- Opening Delimiter -

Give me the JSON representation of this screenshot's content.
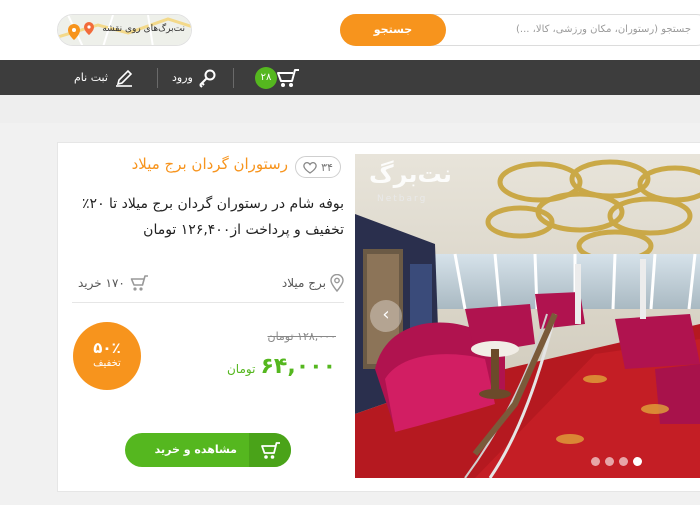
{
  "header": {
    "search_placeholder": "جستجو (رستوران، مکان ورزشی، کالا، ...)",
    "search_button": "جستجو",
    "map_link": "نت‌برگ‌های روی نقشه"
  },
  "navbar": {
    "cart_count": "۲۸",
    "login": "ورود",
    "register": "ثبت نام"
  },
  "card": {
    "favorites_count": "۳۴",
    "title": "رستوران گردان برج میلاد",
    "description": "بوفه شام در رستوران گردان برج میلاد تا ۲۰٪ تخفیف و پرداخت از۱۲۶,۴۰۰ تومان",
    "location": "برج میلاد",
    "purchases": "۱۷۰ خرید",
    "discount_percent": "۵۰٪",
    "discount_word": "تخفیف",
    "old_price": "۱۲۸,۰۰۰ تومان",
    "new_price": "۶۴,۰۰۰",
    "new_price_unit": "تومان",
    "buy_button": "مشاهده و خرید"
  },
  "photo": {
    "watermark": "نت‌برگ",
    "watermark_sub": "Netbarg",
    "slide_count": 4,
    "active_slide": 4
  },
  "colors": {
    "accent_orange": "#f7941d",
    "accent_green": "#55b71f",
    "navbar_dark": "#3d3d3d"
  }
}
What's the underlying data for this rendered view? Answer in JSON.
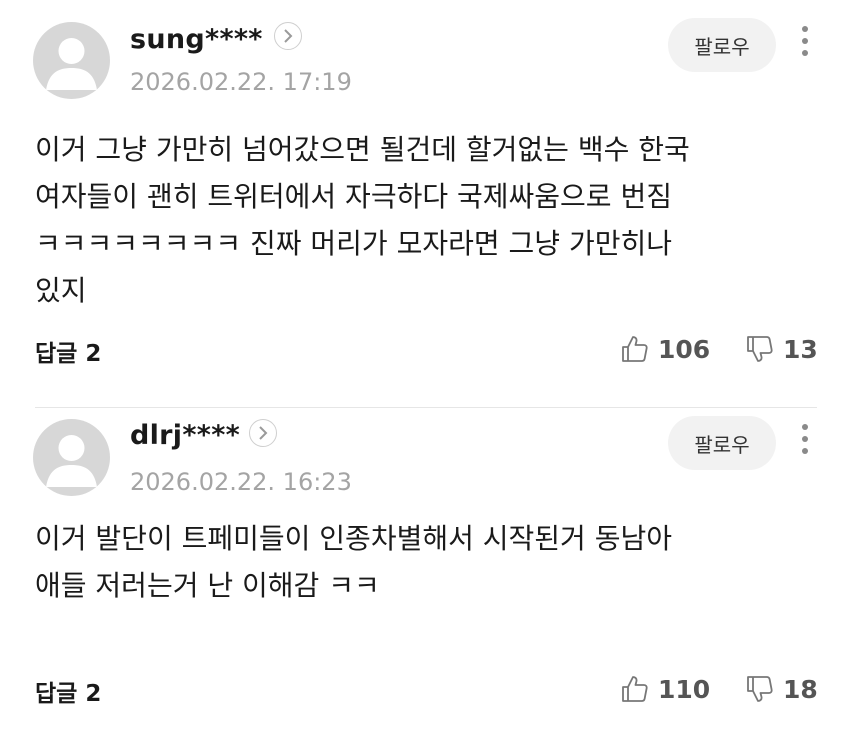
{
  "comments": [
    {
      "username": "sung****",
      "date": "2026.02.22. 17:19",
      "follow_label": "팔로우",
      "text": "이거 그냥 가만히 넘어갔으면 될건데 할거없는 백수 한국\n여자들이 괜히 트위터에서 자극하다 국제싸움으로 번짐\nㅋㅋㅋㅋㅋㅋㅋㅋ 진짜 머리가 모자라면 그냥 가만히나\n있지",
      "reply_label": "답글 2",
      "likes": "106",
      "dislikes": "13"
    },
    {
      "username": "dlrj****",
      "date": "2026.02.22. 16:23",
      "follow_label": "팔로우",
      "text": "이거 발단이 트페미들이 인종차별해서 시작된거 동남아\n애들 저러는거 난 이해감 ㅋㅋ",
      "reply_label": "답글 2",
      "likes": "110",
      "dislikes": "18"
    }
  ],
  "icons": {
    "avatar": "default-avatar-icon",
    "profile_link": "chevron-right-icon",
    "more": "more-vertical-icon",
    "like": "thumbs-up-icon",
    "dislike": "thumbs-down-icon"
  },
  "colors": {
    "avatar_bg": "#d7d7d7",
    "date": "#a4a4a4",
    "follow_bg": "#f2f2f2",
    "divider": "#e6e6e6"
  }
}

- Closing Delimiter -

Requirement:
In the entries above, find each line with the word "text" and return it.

Exercise solution:
      "text": "이거 그냥 가만히 넘어갔으면 될건데 할거없는 백수 한국\n여자들이 괜히 트위터에서 자극하다 국제싸움으로 번짐\nㅋㅋㅋㅋㅋㅋㅋㅋ 진짜 머리가 모자라면 그냥 가만히나\n있지",
      "text": "이거 발단이 트페미들이 인종차별해서 시작된거 동남아\n애들 저러는거 난 이해감 ㅋㅋ",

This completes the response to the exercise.